OCR for page 28
Summary Building a solid strategic basis is the most important task at this early stage in DOT's establishment of an R&D program for surface transportation security. That strategy should be a systematic process consisting of five fundamental steps: 1.   Defining the problem, the objectives, and the criteria for evaluating success or failure 2.   Identifying ways to meet the objectives, namely potential R&D projects 3.   Evaluating the alternatives identified in Step 2 against the objectives defined in Step 1 4.   Deciding on a course of action 5.   Implementing the decision The implementation of this strategy should incorporate the following key features: Because improving security is a crosscutting problem, DOT should not break up its efforts in this area according to transportation modes. DOT should clearly identify and understand its role in security R&D and how that role meshes with work being done by other agencies. As a framework for identifying and evaluating potential R&D topics, DOT should categorize topics according to the type of attack to which they respond and the type of response to which they are directed: prevention, mitigation, monitoring, recovery, investigation, or systems. DOT should make strenuous efforts to increase the involvement of transportation owners and operators. Their serious involvement in all stages of the program will be critical to successful implementation.

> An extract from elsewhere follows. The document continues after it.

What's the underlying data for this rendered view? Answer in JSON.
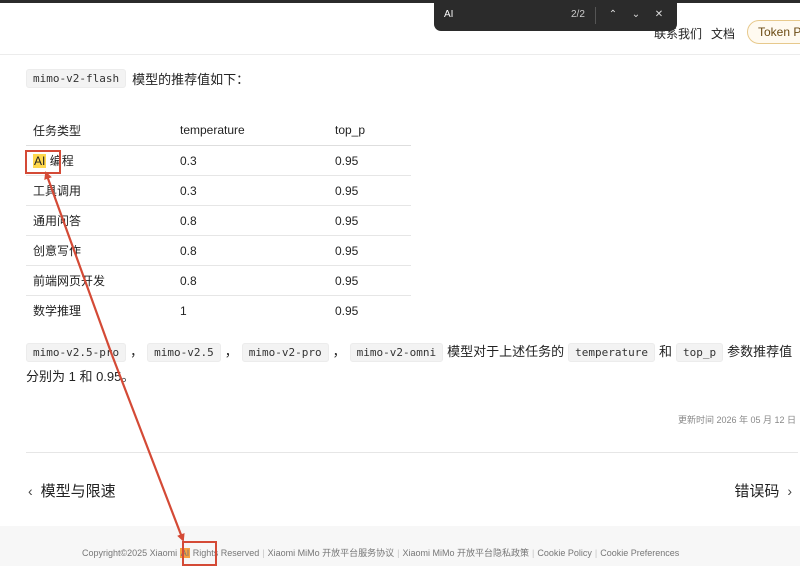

To meet the growing need to protect information that is sensitive, but not classified, DOT should consider urging the Congress to provide legal authority similar to the regulation 14 CFR 191, which protects information on aviation security.